Anything Else. The sophisticated Euro-sex is kept pretty much to a minimum. There is only one of the brothers who is a threat to get it on with anybody. He does, mysteriously to me, have sex with his rather cold ex-wife (though I thought her attractive enough) after a conversation in which I could not detect any hint that she felt anything towards him other than contempt and security in her total superiority. I don't get how we are supposed to know that she still wanted it, or at least was willing to have it. And the beauty of it is, I never will. But you know why, superior reader. You have been there. And you will never forget it.

A Confession. When I was in college I would get a letter every year, or at least twice I got one, from the financial aid office or admissions office or alumni office or some other office informing me that my aid that year was in some part made possible by a very generous gift to the College from a Mr Whitebread Mayonnaise or other from the class of 1929, who was at the time still living in Baltimore, and that it would be appreciated if I would write him a letter of thanks and say something about my studies and my plans for the future and so on. Needless to say I never got around to writing any of these letters. At the time I no doubt forgot about them within fifteen minutes of leaving the mailbox, and I had thought about it once in all of the years since then, until a few weeks ago, when I remembered that I had been asked to do this one polite little thing in return for ten of thousands of money I was being given, and I had completely ignored it, as if it were beneath my contempt even to acknowledge it all. It's something I should have done, and emblematic of all the reasons why my life relative to the greater world amounted to so little as it did.

My wife has a blog now. She is a natural. Her site is for her Greek and Latin classes (substantial and purposeful) and is wholly devoid of narcissism. I can only marvel at the seriousness and restraint, two qualities I have always longed for and never come close to attaining.

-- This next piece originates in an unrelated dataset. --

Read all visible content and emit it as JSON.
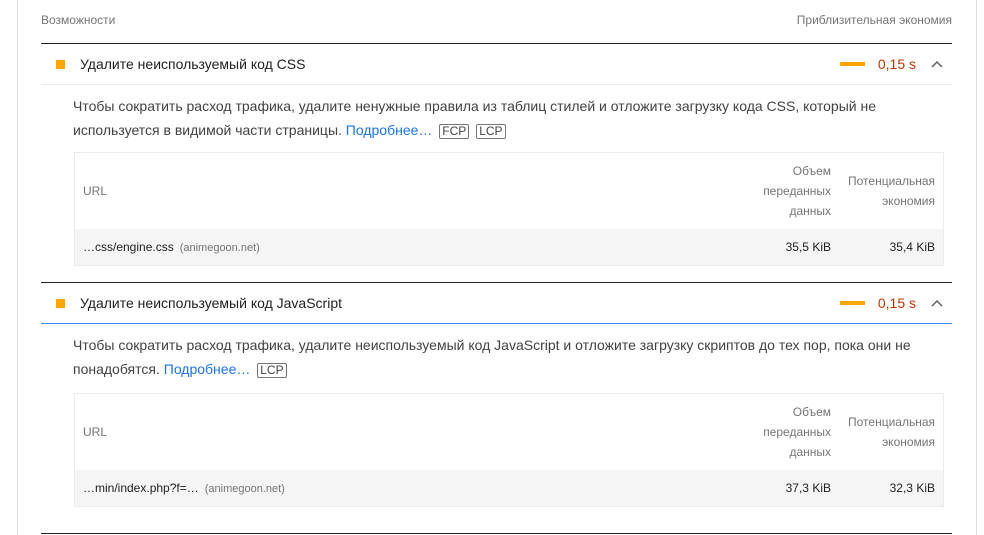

No picture with tonight's posting because my computer situation is still a joke. I have two in the room, one of which is crashing every time I log onto the site, the other of which is loading pictures at 1998 speed. I will probably edit one in in a few days, when I can get something working again.